About yesterday’s short-ball shambles, ex-England spinner Phil Tufnell fumed: ‘I don’t understand it. England have done it before and it’s the definition of madness.
‘I know we’re in this new fantastic era where everything’s great and everything’s positive but that is just annoying. What happened to top of off stump with the new ball?’
Despite the bowler’s milestone England ended a stop-start second day in trouble on 84-5
HOW BROAD ‘LOST THE PLOT’
Stuart Broad bowled the most expensive over in Test history yesterday as Jasprit Bumrah helped smash the England seamer for 35 – seven more than the previous record.
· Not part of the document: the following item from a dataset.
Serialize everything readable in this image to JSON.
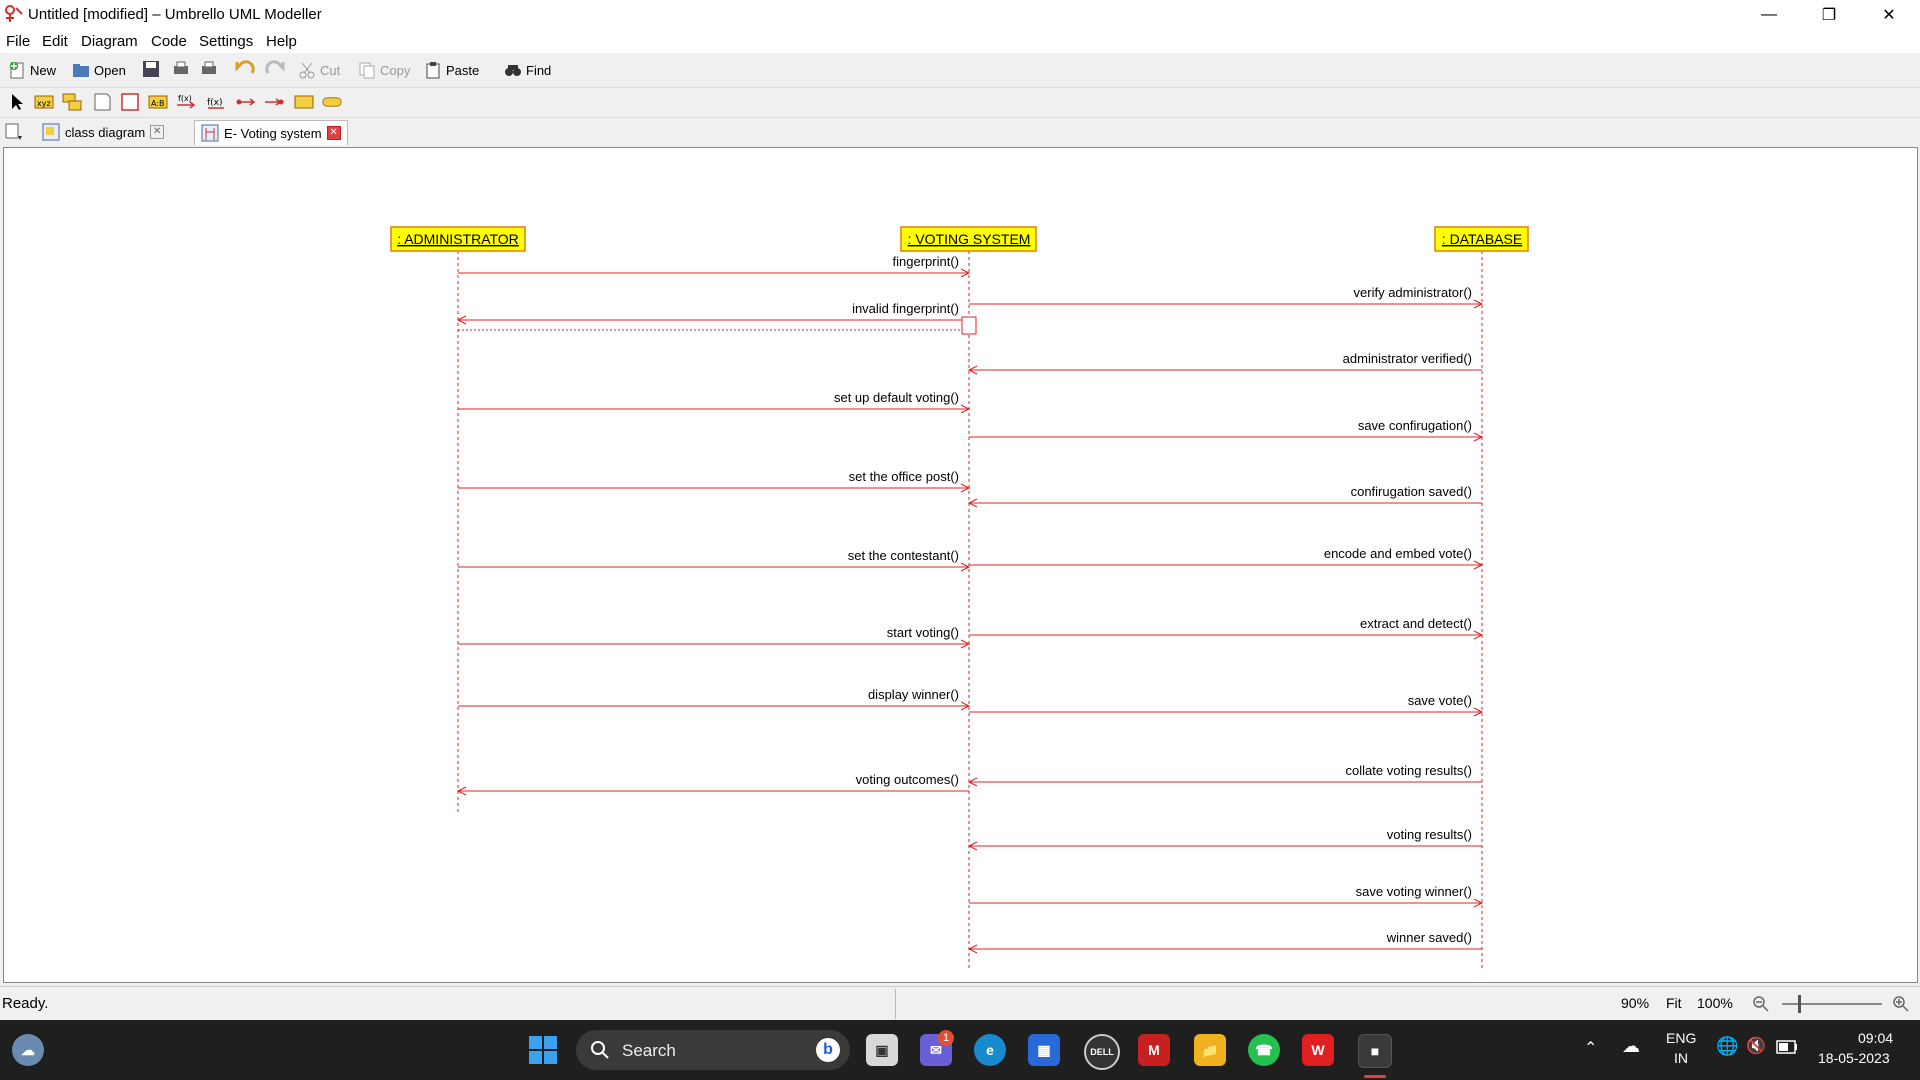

BALL 1 – FOUR RUNS: Bumrah hooks a short ball towards fine leg but it drops short of Zak Crawley and runs to the boundary.
Ball 2 – FIVE WIDES: Broad’s bouncer flies well over the head of Bumrah and England wicketkeeper Sam Billings and races away to the fence.
Ball 3 – SIX RUNS PLUS A NO-BALL: Bumrah top edges another short ball for six as the no-ball leaves Broad with 16 runs off just one legitimate delivery.
Ball 4 – FOUR RUNS: Broad goes fuller with a waist-high full toss that Bumrah clubs down the ground for four.
Ball 5 – FOUR RUNS: An inside edge past leg stump brings Bumrah another boundary and takes India past 400.
Ball 6 – FOUR RUNS: Bumrah hooks another short ball through midwicket, falls over, narrowly avoids kicking his stumps and leaves the India team in hysterics on the balcony.
Ball 7 – SIX RUNS: Short again and hooked again as Bumrah sends the ball soaring over the rope for six to break the record.
Ball 8 – ONE RUN: Bumrah digs out a yorker and scampers through for a single. Broad clatters into the stumps attempting a run-out but Siraj dives to safety.